Going through the entries below, find how many lines hold "value", then give that number alone.
-=-=-
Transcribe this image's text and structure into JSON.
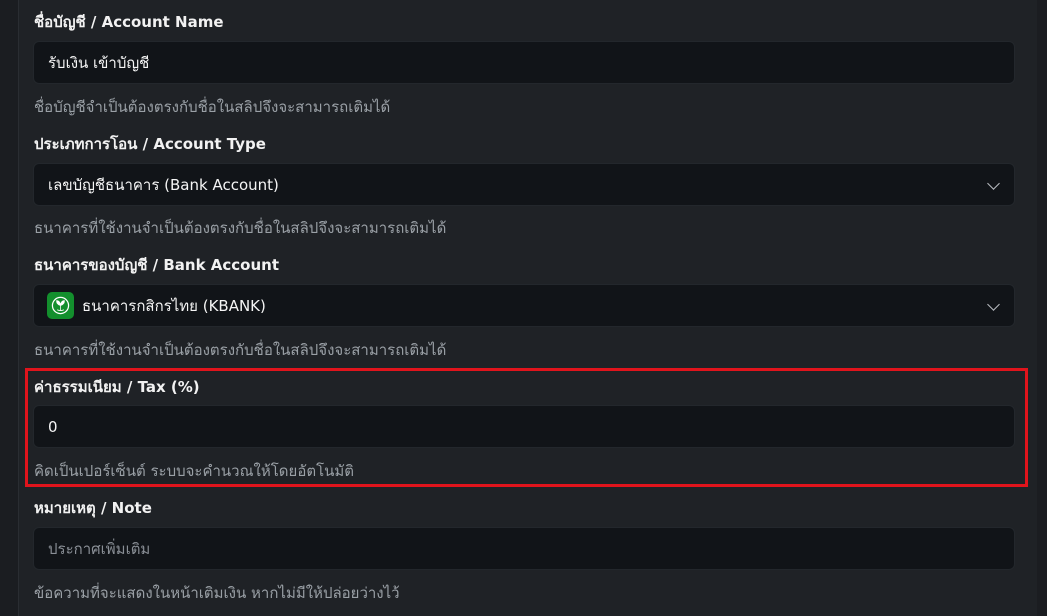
{
  "form": {
    "account_name": {
      "label": "ชื่อบัญชี / Account Name",
      "value": "รับเงิน เข้าบัญชี",
      "hint": "ชื่อบัญชีจำเป็นต้องตรงกับชื่อในสลิปจึงจะสามารถเติมได้"
    },
    "account_type": {
      "label": "ประเภทการโอน / Account Type",
      "value": "เลขบัญชีธนาคาร (Bank Account)",
      "hint": "ธนาคารที่ใช้งานจำเป็นต้องตรงกับชื่อในสลิปจึงจะสามารถเติมได้"
    },
    "bank_account": {
      "label": "ธนาคารของบัญชี / Bank Account",
      "value": "ธนาคารกสิกรไทย (KBANK)",
      "logo_icon": "kbank-logo-icon",
      "logo_color": "#138f2d",
      "hint": "ธนาคารที่ใช้งานจำเป็นต้องตรงกับชื่อในสลิปจึงจะสามารถเติมได้"
    },
    "tax": {
      "label": "ค่าธรรมเนียม / Tax (%)",
      "value": "0",
      "hint": "คิดเป็นเปอร์เซ็นต์ ระบบจะคำนวณให้โดยอัตโนมัติ",
      "highlight_color": "#e0141c"
    },
    "note": {
      "label": "หมายเหตุ / Note",
      "placeholder": "ประกาศเพิ่มเติม",
      "hint": "ข้อความที่จะแสดงในหน้าเติมเงิน หากไม่มีให้ปล่อยว่างไว้"
    }
  },
  "colors": {
    "background": "#1f2226",
    "field_background": "#111418",
    "hint_text": "#9aa0a6"
  }
}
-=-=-
Solved exercise:
4